At what age should young readers be introduced to the delights of Charles Dickens? Never one for skimping on his sentences, Dickens’ renowned wordiness and convoluted plots present a challenge for even the most determined bookworm. Welcome then to Great Expectations by Jack Noel, a humorous reinvention of the classic novel.
The adventures of young Pip and accompanying band of characters, including household names Magwitch and Miss Havisham, are practically ingrained in our collective consciousness and here their tale is depicted with great gusto in a colourful comic style adaptation.
Growing up in rural Kent, Pip’s sedate life is utterly turned on its head by a terrifying graveyard encounter with an escaped convict. Behold Magwitch, one of Dickens’ most memorable characters, whose fierce demands for sustenance and a file to saw off his iron manacles will have sensitive souls agog.

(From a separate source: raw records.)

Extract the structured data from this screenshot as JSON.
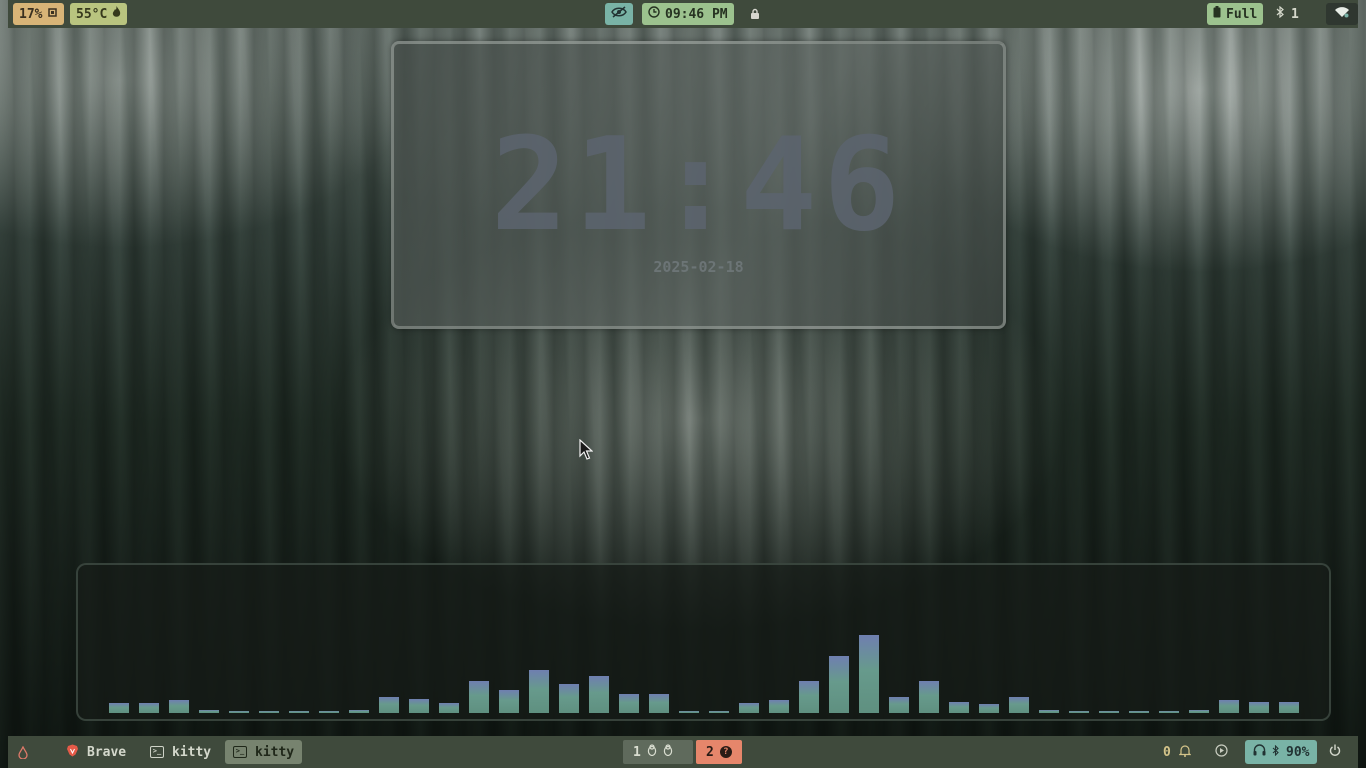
{
  "topbar": {
    "cpu": "17%",
    "cpu_icon": "cpu-icon",
    "temp": "55°C",
    "temp_icon": "flame-icon",
    "idle_icon": "eye-off-icon",
    "clock_icon": "clock-icon",
    "clock": "09:46 PM",
    "lock_icon": "lock-icon",
    "battery_icon": "battery-icon",
    "battery": "Full",
    "bluetooth_icon": "bluetooth-icon",
    "bluetooth_count": "1",
    "wifi_icon": "wifi-icon"
  },
  "clock_widget": {
    "time": "21:46",
    "date": "2025-02-18"
  },
  "visualizer": {
    "bar_color_top": "#6f8fa8",
    "bar_color": "#6a9a8a",
    "levels": [
      0.13,
      0.13,
      0.17,
      0.04,
      0.02,
      0.02,
      0.02,
      0.02,
      0.04,
      0.21,
      0.18,
      0.13,
      0.41,
      0.3,
      0.55,
      0.37,
      0.48,
      0.24,
      0.24,
      0.01,
      0.01,
      0.13,
      0.17,
      0.41,
      0.73,
      1.0,
      0.21,
      0.41,
      0.14,
      0.11,
      0.21,
      0.04,
      0.02,
      0.02,
      0.02,
      0.02,
      0.04,
      0.17,
      0.14,
      0.14
    ]
  },
  "bottombar": {
    "drop_icon": "drop-icon",
    "tasks": [
      {
        "label": "Brave",
        "icon": "brave-icon"
      },
      {
        "label": "kitty",
        "icon": "terminal-icon"
      },
      {
        "label": "kitty",
        "icon": "terminal-icon"
      }
    ],
    "workspace1": {
      "label": "1",
      "icons": [
        "tux-icon",
        "tux-icon"
      ]
    },
    "workspace2": {
      "label": "2",
      "icon": "question-icon"
    },
    "notifications": "0",
    "notification_icon": "bell-icon",
    "play_icon": "play-icon",
    "volume_icons": [
      "headphones-icon",
      "bluetooth-icon"
    ],
    "volume": "90%",
    "power_icon": "power-icon"
  },
  "colors": {
    "bar_bg": "#3f4a3c",
    "accent_cpu": "#d8b477",
    "accent_temp": "#b9c47f",
    "accent_teal": "#79b3a6",
    "accent_green": "#9cc28e",
    "accent_orange": "#e6866b"
  }
}
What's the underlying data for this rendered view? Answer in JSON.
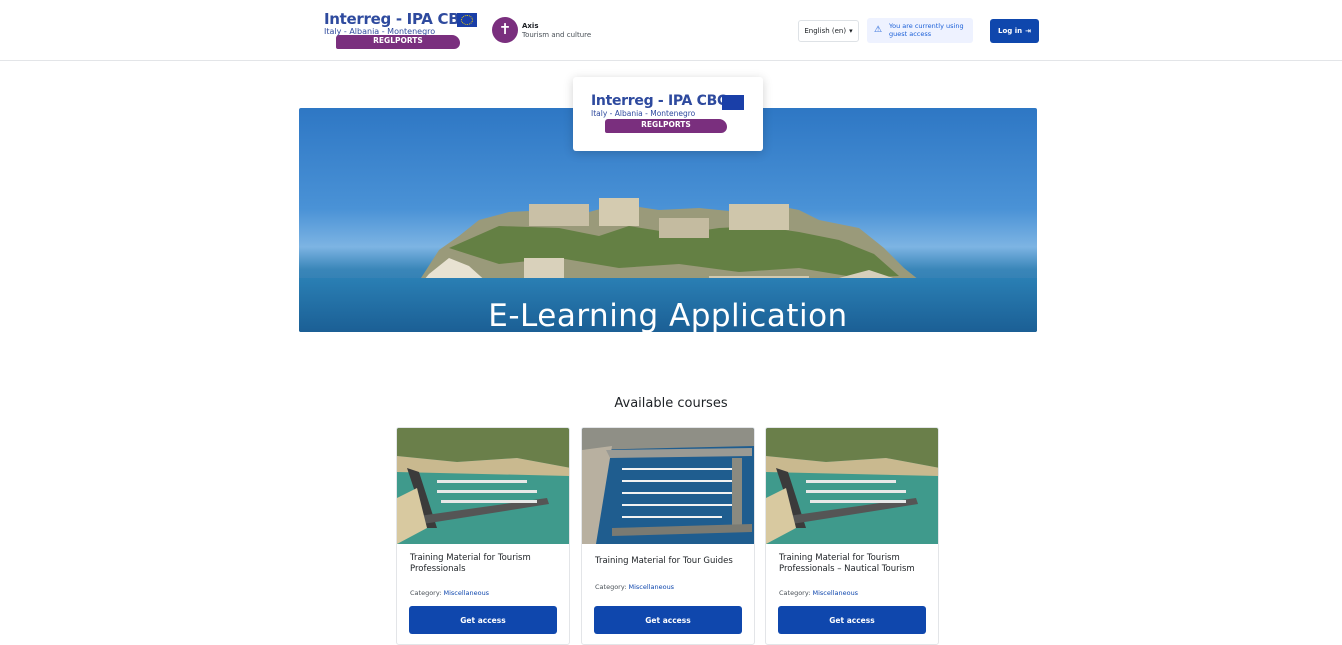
{
  "header": {
    "logo": {
      "title": "Interreg - IPA CBC",
      "subtitle": "Italy - Albania - Montenegro",
      "project": "REGLPORTS"
    },
    "site": {
      "name": "Axis",
      "tagline": "Tourism and culture"
    },
    "language": {
      "selected": "English (en)",
      "chevron": "▾"
    },
    "guest_notice": "You are currently using guest access",
    "login_label": "Log in",
    "icons": {
      "warning": "⚠",
      "login": "⇥"
    }
  },
  "hero": {
    "title": "E-Learning Application",
    "logo": {
      "title": "Interreg - IPA CBC",
      "subtitle": "Italy - Albania - Montenegro",
      "project": "REGLPORTS"
    }
  },
  "courses": {
    "heading": "Available courses",
    "category_label": "Category:",
    "items": [
      {
        "name": "Training Material for Tourism Professionals",
        "category": "Miscellaneous",
        "button": "Get access"
      },
      {
        "name": "Training Material for Tour Guides",
        "category": "Miscellaneous",
        "button": "Get access"
      },
      {
        "name": "Training Material for Tourism Professionals – Nautical Tourism",
        "category": "Miscellaneous",
        "button": "Get access"
      }
    ]
  },
  "colors": {
    "primary": "#0f47ad",
    "brand_purple": "#7a2f7e",
    "interreg_blue": "#2e4a9e",
    "sea": "#1a6a9e",
    "sky": "#4a92d6"
  }
}
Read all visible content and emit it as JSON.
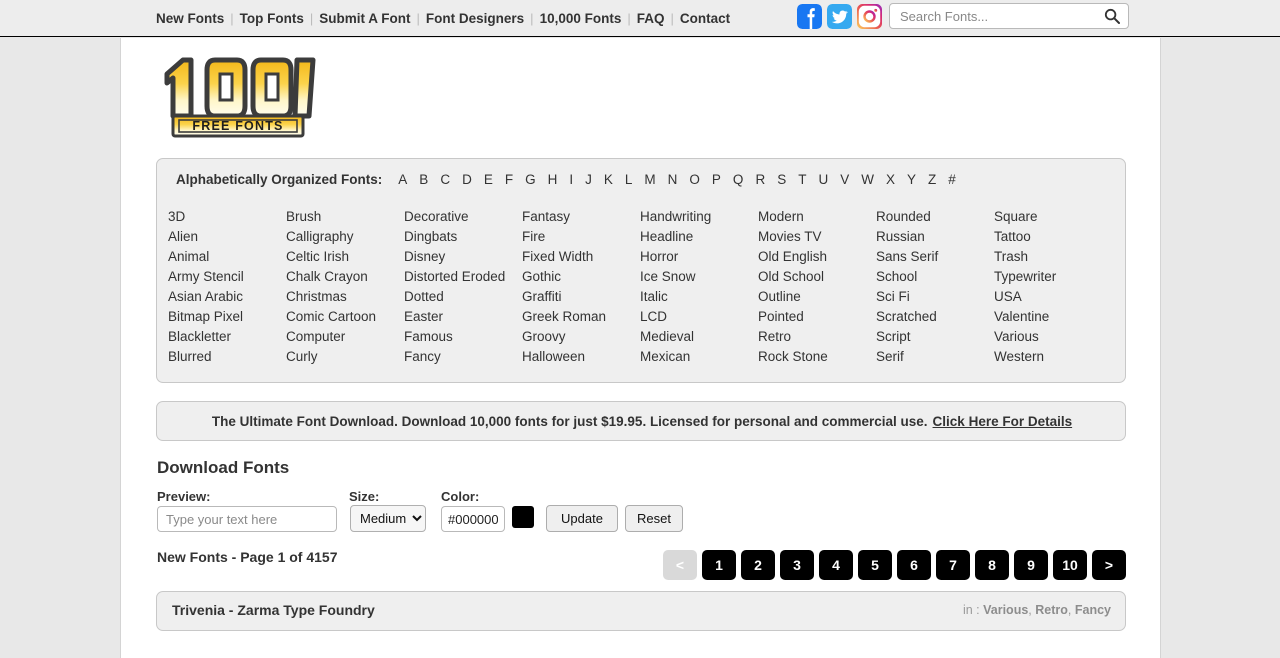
{
  "topnav": {
    "items": [
      {
        "label": "New Fonts"
      },
      {
        "label": "Top Fonts"
      },
      {
        "label": "Submit A Font"
      },
      {
        "label": "Font Designers"
      },
      {
        "label": "10,000 Fonts"
      },
      {
        "label": "FAQ"
      },
      {
        "label": "Contact"
      }
    ],
    "separator": "|"
  },
  "social": [
    {
      "name": "facebook-icon",
      "color": "#1877F2"
    },
    {
      "name": "twitter-icon",
      "color": "#1DA1F2"
    },
    {
      "name": "instagram-icon",
      "color": "#E1306C"
    }
  ],
  "search": {
    "placeholder": "Search Fonts...",
    "value": "",
    "icon": "search-icon"
  },
  "logo": {
    "number": "1001",
    "tagline": "FREE FONTS",
    "gold": "#F5C518",
    "gold_light": "#FFF0A8",
    "outline": "#3A3A3A"
  },
  "alphabet": {
    "title": "Alphabetically Organized Fonts:",
    "letters": [
      "A",
      "B",
      "C",
      "D",
      "E",
      "F",
      "G",
      "H",
      "I",
      "J",
      "K",
      "L",
      "M",
      "N",
      "O",
      "P",
      "Q",
      "R",
      "S",
      "T",
      "U",
      "V",
      "W",
      "X",
      "Y",
      "Z",
      "#"
    ]
  },
  "categories": [
    [
      "3D",
      "Alien",
      "Animal",
      "Army Stencil",
      "Asian Arabic",
      "Bitmap Pixel",
      "Blackletter",
      "Blurred"
    ],
    [
      "Brush",
      "Calligraphy",
      "Celtic Irish",
      "Chalk Crayon",
      "Christmas",
      "Comic Cartoon",
      "Computer",
      "Curly"
    ],
    [
      "Decorative",
      "Dingbats",
      "Disney",
      "Distorted Eroded",
      "Dotted",
      "Easter",
      "Famous",
      "Fancy"
    ],
    [
      "Fantasy",
      "Fire",
      "Fixed Width",
      "Gothic",
      "Graffiti",
      "Greek Roman",
      "Groovy",
      "Halloween"
    ],
    [
      "Handwriting",
      "Headline",
      "Horror",
      "Ice Snow",
      "Italic",
      "LCD",
      "Medieval",
      "Mexican"
    ],
    [
      "Modern",
      "Movies TV",
      "Old English",
      "Old School",
      "Outline",
      "Pointed",
      "Retro",
      "Rock Stone"
    ],
    [
      "Rounded",
      "Russian",
      "Sans Serif",
      "School",
      "Sci Fi",
      "Scratched",
      "Script",
      "Serif"
    ],
    [
      "Square",
      "Tattoo",
      "Trash",
      "Typewriter",
      "USA",
      "Valentine",
      "Various",
      "Western"
    ]
  ],
  "promo": {
    "text": "The Ultimate Font Download. Download 10,000 fonts for just $19.95. Licensed for personal and commercial use.",
    "link_label": "Click Here For Details"
  },
  "download_section": {
    "title": "Download Fonts",
    "preview_label": "Preview:",
    "preview_placeholder": "Type your text here",
    "preview_value": "",
    "size_label": "Size:",
    "size_value": "Medium",
    "size_options": [
      "Medium"
    ],
    "color_label": "Color:",
    "color_value": "#000000",
    "color_swatch": "#000000",
    "update_label": "Update",
    "reset_label": "Reset"
  },
  "results": {
    "heading": "New Fonts - Page 1 of 4157",
    "rows": [
      {
        "name": "Trivenia - Zarma Type Foundry",
        "in_label": "in :",
        "tags": [
          "Various",
          "Retro",
          "Fancy"
        ]
      }
    ]
  },
  "pagination": {
    "prev_label": "<",
    "next_label": ">",
    "pages": [
      "1",
      "2",
      "3",
      "4",
      "5",
      "6",
      "7",
      "8",
      "9",
      "10"
    ],
    "active": "1"
  }
}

Pip’s compliance here is a decision that proves to be momentous. When Magwitch is subsequently recaptured, he exits the stage but remains lurking in the wings of Pip’s life.
Dickens’ epic novel is presented in bright cartoon illustrations. Although Jack Noel admits that the original 1861 text has been ‘cut down a bit,’ snippets of Dickens’ own words are interspersed throughout. This is particularly potent in scenes featuring the marvellous Miss Havisham, the famously cobwebby wealthy spinster who asks Pip to be a playdate for her adopted daughter, Estella. Miss Havisham wishes Estella to capture Pip’s affections, for her embittered soul loathes all men.
‘Break their hearts, my pride and hope, break their hearts and have no mercy.’
Eek! From here Noel’s revised narrative picks up and becomes a rattling read, as an unknown benefactor steps in and sweeps Pip off to new adventures in Victorian London. A novel that was originally 544 pages long is condensed into child friendly text and comic doodles.
Ideal for fans of the Tom Gates and Wimpy Kid books and a fun first step into Dickensian drama.
Great Expectations by Jack Noel is published by Egmont, 272 pages.